Maps produced by the New Mexico Bureau of Geology and Mineral Resources show industrial and heavy minerals mining districts scattered throughout the state, with mines numbering in the thousands. But the days of mines left without parties or money to clean them are over here, says Douglas Meiklejohn executive director of the New Mexico Environmental Law Center.
"That isn't going to happen in New Mexico anymore because of the enactment of the New Mexico Mining Act in 1993; that act requires very stringent reclamation, but it also requires the posting of what are called financial assurances so that there is money to clean up and reclaim a mine even if a mining company either walks away or goes bankrupt or disappears," Meiklejohn says.
The 1993 law applies to mines producing marketable quantities of minerals for two years since 1970. It's how Molycorp stays on the hook for the Questa Mine it closed last summer.
Amigos Bravos is currently challenging proposed revisions to existing standards for copper mines from the Martinez administration that the group says would weaken groundwater safeguards for mining and any other industries.
"These are groundwater-specific rules that are reversing decades of practice of protecting groundwater…to make sure all groundwater meets standards, and this new rule allows these sacrifice zones near and under mining companies so that mining companies don't have to treat or clean up to groundwater standards," Conn says.

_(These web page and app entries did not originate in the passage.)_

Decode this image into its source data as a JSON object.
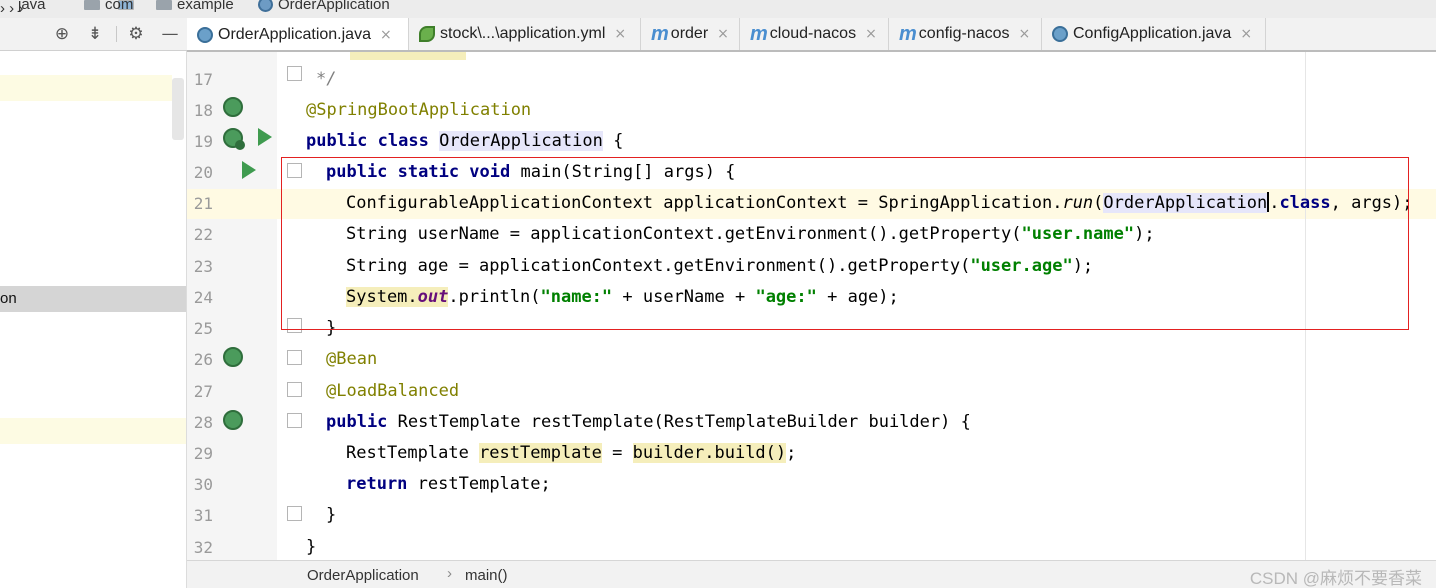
{
  "breadcrumb": {
    "items": [
      "java",
      "com",
      "example",
      "OrderApplication"
    ]
  },
  "left_panel": {
    "selected_item_fragment": "on"
  },
  "tabs": [
    {
      "label": "OrderApplication.java",
      "icon": "spring-class-icon",
      "active": true,
      "close": "×"
    },
    {
      "label": "stock\\...\\application.yml",
      "icon": "spring-leaf-icon",
      "active": false,
      "close": "×"
    },
    {
      "label": "order",
      "icon": "maven-icon",
      "active": false,
      "close": "×"
    },
    {
      "label": "cloud-nacos",
      "icon": "maven-icon",
      "active": false,
      "close": "×"
    },
    {
      "label": "config-nacos",
      "icon": "maven-icon",
      "active": false,
      "close": "×"
    },
    {
      "label": "ConfigApplication.java",
      "icon": "spring-class-icon",
      "active": false,
      "close": "×"
    }
  ],
  "editor": {
    "line_numbers": [
      "17",
      "18",
      "19",
      "20",
      "21",
      "22",
      "23",
      "24",
      "25",
      "26",
      "27",
      "28",
      "29",
      "30",
      "31",
      "32"
    ],
    "lines": {
      "l17": "*/",
      "l18": "@SpringBootApplication",
      "l19_kw": "public class",
      "l19_name": "OrderApplication",
      "l19_end": "{",
      "l20_kw": "public static void",
      "l20_rest": "main(String[] args) {",
      "l21_a": "ConfigurableApplicationContext applicationContext = SpringApplication.",
      "l21_run": "run",
      "l21_b": "(",
      "l21_cls": "OrderApplication",
      "l21_dot": ".",
      "l21_class": "class",
      "l21_end": ", args);",
      "l22_a": "String userName = applicationContext.getEnvironment().getProperty(",
      "l22_str": "\"user.name\"",
      "l22_end": ");",
      "l23_a": "String age = applicationContext.getEnvironment().getProperty(",
      "l23_str": "\"age\"",
      "l23_str_full": "\"user.age\"",
      "l23_end": ");",
      "l24_sys": "System.",
      "l24_out": "out",
      "l24_a": ".println(",
      "l24_s1": "\"name:\"",
      "l24_b": " + userName + ",
      "l24_s2": "\"age:\"",
      "l24_c": " + age);",
      "l25": "}",
      "l26": "@Bean",
      "l27": "@LoadBalanced",
      "l28_kw": "public",
      "l28_rest": "RestTemplate restTemplate(RestTemplateBuilder builder) {",
      "l29_a": "RestTemplate ",
      "l29_var": "restTemplate",
      "l29_b": " = ",
      "l29_call": "builder.build()",
      "l29_end": ";",
      "l30_kw": "return",
      "l30_rest": "restTemplate;",
      "l31": "}",
      "l32": "}"
    }
  },
  "status": {
    "class_crumb": "OrderApplication",
    "chevron": "›",
    "method_crumb": "main()"
  },
  "watermark": "CSDN @麻烦不要香菜",
  "colors": {
    "keyword": "#000080",
    "annotation": "#808000",
    "string": "#008000",
    "highlight": "#e6e6fa",
    "red_box": "#e32121"
  }
}
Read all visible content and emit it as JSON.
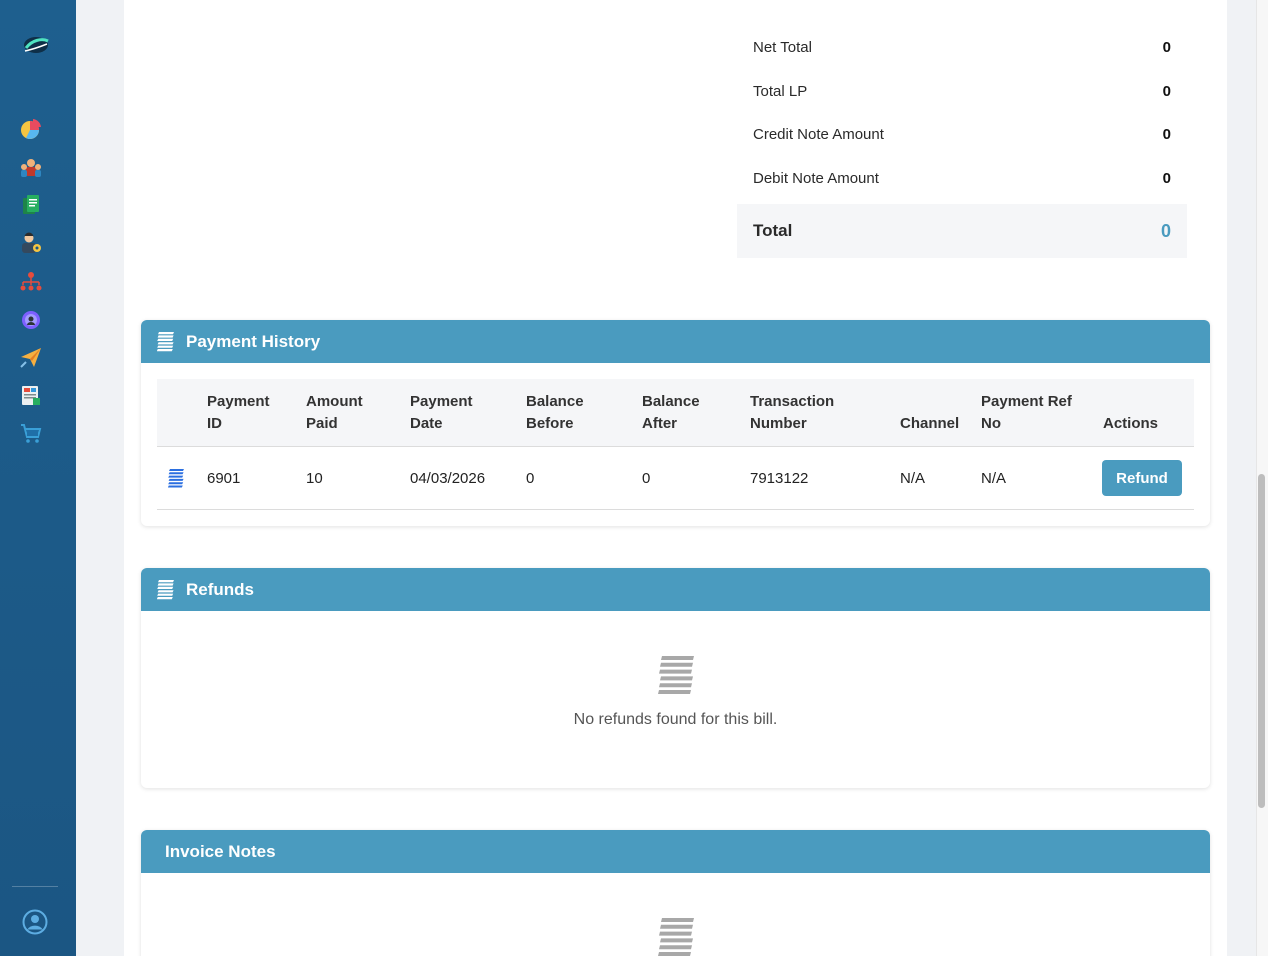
{
  "totals": {
    "rows": [
      {
        "label": "Net Total",
        "value": "0"
      },
      {
        "label": "Total LP",
        "value": "0"
      },
      {
        "label": "Credit Note Amount",
        "value": "0"
      },
      {
        "label": "Debit Note Amount",
        "value": "0"
      }
    ],
    "total_label": "Total",
    "total_value": "0"
  },
  "payment_history": {
    "title": "Payment History",
    "columns": {
      "payment_id": [
        "Payment",
        "ID"
      ],
      "amount_paid": [
        "Amount",
        "Paid"
      ],
      "payment_date": [
        "Payment",
        "Date"
      ],
      "balance_before": [
        "Balance",
        "Before"
      ],
      "balance_after": [
        "Balance",
        "After"
      ],
      "transaction_number": [
        "Transaction",
        "Number"
      ],
      "channel": "Channel",
      "payment_ref_no": [
        "Payment Ref",
        "No"
      ],
      "actions": "Actions"
    },
    "rows": [
      {
        "payment_id": "6901",
        "amount_paid": "10",
        "payment_date": "04/03/2026",
        "balance_before": "0",
        "balance_after": "0",
        "transaction_number": "7913122",
        "channel": "N/A",
        "payment_ref_no": "N/A",
        "action_label": "Refund"
      }
    ]
  },
  "refunds": {
    "title": "Refunds",
    "empty_text": "No refunds found for this bill."
  },
  "invoice_notes": {
    "title": "Invoice Notes"
  },
  "sidebar": {
    "icons": [
      "logo-icon",
      "dashboard-chart-icon",
      "customers-group-icon",
      "documents-icon",
      "users-admin-icon",
      "hierarchy-icon",
      "settings-gear-icon",
      "send-paper-plane-icon",
      "reports-icon",
      "shopping-cart-icon",
      "user-profile-icon"
    ]
  },
  "colors": {
    "sidebar": "#1e5f8e",
    "accent": "#4a9bbf",
    "panel_bg": "#ffffff",
    "page_bg": "#f0f2f5"
  }
}
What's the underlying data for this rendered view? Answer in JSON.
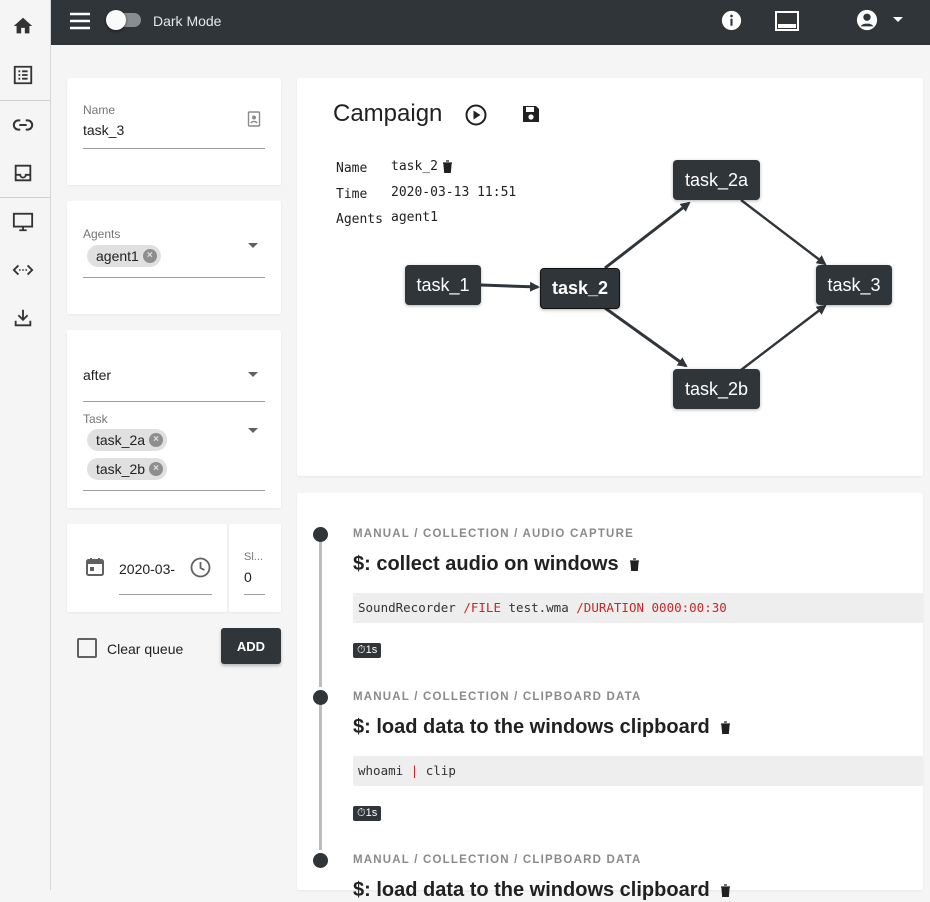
{
  "topbar": {
    "dark_mode_label": "Dark Mode"
  },
  "form": {
    "name_label": "Name",
    "name_value": "task_3",
    "agents_label": "Agents",
    "agents": [
      "agent1"
    ],
    "dependency_value": "after",
    "task_label": "Task",
    "tasks": [
      "task_2a",
      "task_2b"
    ],
    "date_value": "2020-03-",
    "sleep_label": "Sl...",
    "sleep_value": "0",
    "clear_queue_label": "Clear queue",
    "add_button": "ADD"
  },
  "campaign": {
    "title": "Campaign",
    "info_labels": {
      "name": "Name",
      "time": "Time",
      "agents": "Agents"
    },
    "info_values": {
      "name": "task_2",
      "time": "2020-03-13 11:51",
      "agents": "agent1"
    },
    "graph": {
      "nodes": [
        "task_1",
        "task_2",
        "task_2a",
        "task_2b",
        "task_3"
      ],
      "selected": "task_2"
    }
  },
  "timeline": [
    {
      "crumb": "MANUAL / COLLECTION / AUDIO CAPTURE",
      "title": "$: collect audio on windows",
      "code": [
        {
          "t": "SoundRecorder ",
          "k": false
        },
        {
          "t": "/FILE",
          "k": true
        },
        {
          "t": " test.wma ",
          "k": false
        },
        {
          "t": "/DURATION",
          "k": true
        },
        {
          "t": " ",
          "k": false
        },
        {
          "t": "0000:00:30",
          "k": true
        }
      ],
      "duration": "⏱1s"
    },
    {
      "crumb": "MANUAL / COLLECTION / CLIPBOARD DATA",
      "title": "$: load data to the windows clipboard",
      "code": [
        {
          "t": "whoami ",
          "k": false
        },
        {
          "t": "|",
          "k": true
        },
        {
          "t": " clip",
          "k": false
        }
      ],
      "duration": "⏱1s"
    },
    {
      "crumb": "MANUAL / COLLECTION / CLIPBOARD DATA",
      "title": "$: load data to the windows clipboard"
    }
  ],
  "colors": {
    "dark": "#30353a",
    "accent_red": "#c62828"
  },
  "icons": [
    "home-icon",
    "list-icon",
    "link-icon",
    "inbox-icon",
    "monitor-icon",
    "code-icon",
    "download-icon",
    "menu-icon",
    "info-icon",
    "keyboard-icon",
    "account-icon",
    "play-circle-icon",
    "save-icon",
    "trash-icon",
    "calendar-icon",
    "clock-icon",
    "badge-icon"
  ]
}
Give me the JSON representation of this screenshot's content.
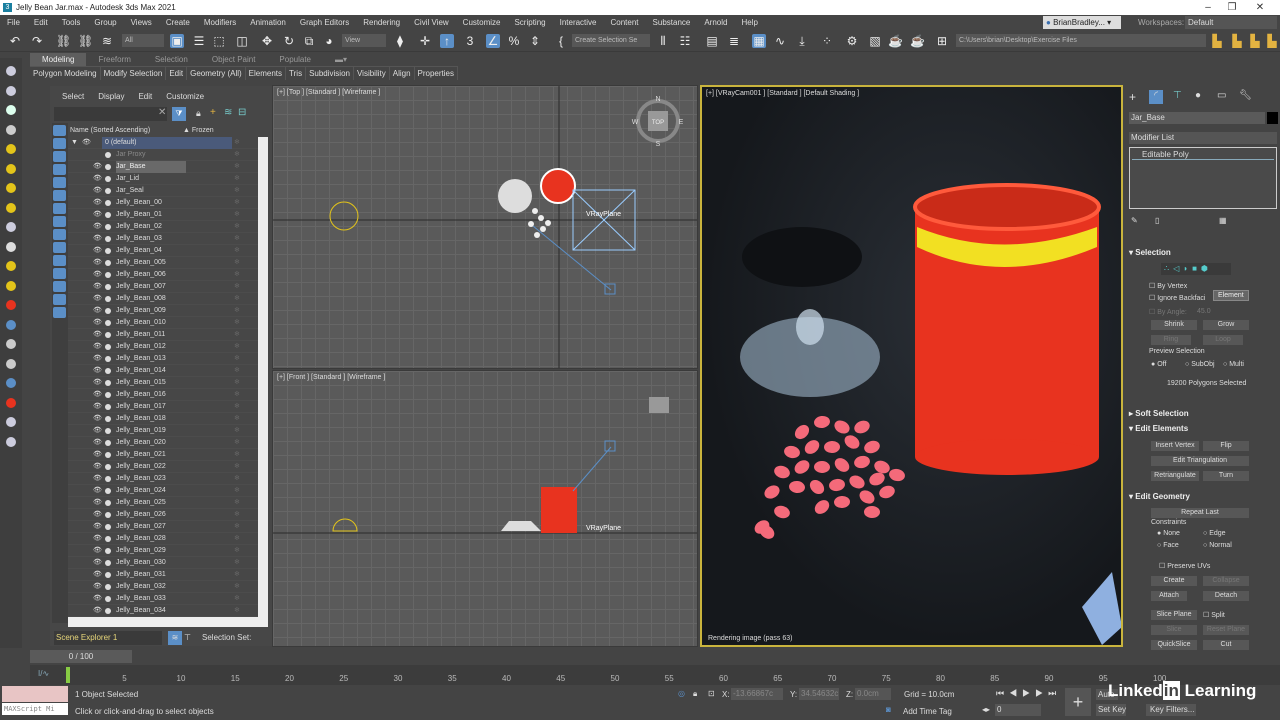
{
  "window": {
    "title": "Jelly Bean Jar.max - Autodesk 3ds Max 2021",
    "app_icon": "3"
  },
  "menu": [
    "File",
    "Edit",
    "Tools",
    "Group",
    "Views",
    "Create",
    "Modifiers",
    "Animation",
    "Graph Editors",
    "Rendering",
    "Civil View",
    "Customize",
    "Scripting",
    "Interactive",
    "Content",
    "Substance",
    "Arnold",
    "Help"
  ],
  "user": {
    "name": "BrianBradley...",
    "workspaces_label": "Workspaces:",
    "workspace": "Default"
  },
  "toolbar": {
    "filter": "All",
    "ref_coord": "View",
    "selection_set": "Create Selection Se",
    "project_path": "C:\\Users\\brian\\Desktop\\Exercise Files"
  },
  "ribbon": {
    "tabs": [
      "Modeling",
      "Freeform",
      "Selection",
      "Object Paint",
      "Populate"
    ],
    "active_tab": "Modeling",
    "panels": [
      "Polygon Modeling",
      "Modify Selection",
      "Edit",
      "Geometry (All)",
      "Elements",
      "Tris",
      "Subdivision",
      "Visibility",
      "Align",
      "Properties"
    ]
  },
  "explorer": {
    "menu": [
      "Select",
      "Display",
      "Edit",
      "Customize"
    ],
    "col_name": "Name (Sorted Ascending)",
    "col_frozen": "▲ Frozen",
    "rows": [
      "0 (default)",
      "Jar Proxy",
      "Jar_Base",
      "Jar_Lid",
      "Jar_Seal",
      "Jelly_Bean_00",
      "Jelly_Bean_01",
      "Jelly_Bean_02",
      "Jelly_Bean_03",
      "Jelly_Bean_04",
      "Jelly_Bean_005",
      "Jelly_Bean_006",
      "Jelly_Bean_007",
      "Jelly_Bean_008",
      "Jelly_Bean_009",
      "Jelly_Bean_010",
      "Jelly_Bean_011",
      "Jelly_Bean_012",
      "Jelly_Bean_013",
      "Jelly_Bean_014",
      "Jelly_Bean_015",
      "Jelly_Bean_016",
      "Jelly_Bean_017",
      "Jelly_Bean_018",
      "Jelly_Bean_019",
      "Jelly_Bean_020",
      "Jelly_Bean_021",
      "Jelly_Bean_022",
      "Jelly_Bean_023",
      "Jelly_Bean_024",
      "Jelly_Bean_025",
      "Jelly_Bean_026",
      "Jelly_Bean_027",
      "Jelly_Bean_028",
      "Jelly_Bean_029",
      "Jelly_Bean_030",
      "Jelly_Bean_031",
      "Jelly_Bean_032",
      "Jelly_Bean_033",
      "Jelly_Bean_034"
    ],
    "selected": "Jar_Base",
    "name": "Scene Explorer 1",
    "selection_set_label": "Selection Set:"
  },
  "viewports": {
    "top": "[+] [Top ] [Standard ] [Wireframe ]",
    "front": "[+] [Front ] [Standard ] [Wireframe ]",
    "camera": "[+] [VRayCam001 ] [Standard ] [Default Shading ]",
    "vrayplane": "VRayPlane",
    "render_status": "Rendering image (pass 63)",
    "viewcube_top": "TOP",
    "compass": [
      "N",
      "E",
      "S",
      "W"
    ]
  },
  "command_panel": {
    "object_name": "Jar_Base",
    "object_color": "#000000",
    "modifier_list": "Modifier List",
    "stack_item": "Editable Poly",
    "selection": {
      "title": "Selection",
      "by_vertex": "By Vertex",
      "ignore_backfacing": "Ignore Backfaci",
      "by_angle": "By Angle:",
      "angle": "45.0",
      "shrink": "Shrink",
      "grow": "Grow",
      "ring": "Ring",
      "loop": "Loop",
      "preview_label": "Preview Selection",
      "preview_options": [
        "Off",
        "SubObj",
        "Multi"
      ],
      "status": "19200 Polygons Selected",
      "tooltip": "Element"
    },
    "soft_selection": "Soft Selection",
    "edit_elements": {
      "title": "Edit Elements",
      "insert_vertex": "Insert Vertex",
      "flip": "Flip",
      "edit_triangulation": "Edit Triangulation",
      "retriangulate": "Retriangulate",
      "turn": "Turn"
    },
    "edit_geometry": {
      "title": "Edit Geometry",
      "repeat_last": "Repeat Last",
      "constraints": "Constraints",
      "none": "None",
      "edge": "Edge",
      "face": "Face",
      "normal": "Normal",
      "preserve_uvs": "Preserve UVs",
      "create": "Create",
      "collapse": "Collapse",
      "attach": "Attach",
      "detach": "Detach",
      "slice_plane": "Slice Plane",
      "split": "Split",
      "slice": "Slice",
      "reset_plane": "Reset Plane",
      "quickslice": "QuickSlice",
      "cut": "Cut"
    }
  },
  "timeline": {
    "frame": "0 / 100",
    "ticks": [
      5,
      10,
      15,
      20,
      25,
      30,
      35,
      40,
      45,
      50,
      55,
      60,
      65,
      70,
      75,
      80,
      85,
      90,
      95,
      100
    ]
  },
  "status": {
    "maxscript": "MAXScript Mi",
    "selected": "1 Object Selected",
    "prompt": "Click or click-and-drag to select objects",
    "x_label": "X:",
    "x": "-13.66867c",
    "y_label": "Y:",
    "y": "34.54632c",
    "z_label": "Z:",
    "z": "0.0cm",
    "grid": "Grid = 10.0cm",
    "add_time_tag": "Add Time Tag",
    "frame": "0",
    "auto_key": "Auto",
    "set_key": "Set Key",
    "key_filters": "Key Filters...",
    "watermark": "Linked in Learning"
  },
  "colors": {
    "accent": "#5b8fc7",
    "jar": "#e8331f",
    "seal": "#f2e022",
    "bean": "#f46a7a",
    "cam_border": "#c9b43d"
  }
}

The newest gold mine development in Colorado, a recent purchase by leading gold producer Newmont Mining, is located just west of Colorado Springs, east of the Continental Divide. Next time, perhaps the downstream problem will head east, toward the Mississippi, not west into the desert. We'll see if anyone pays attention then.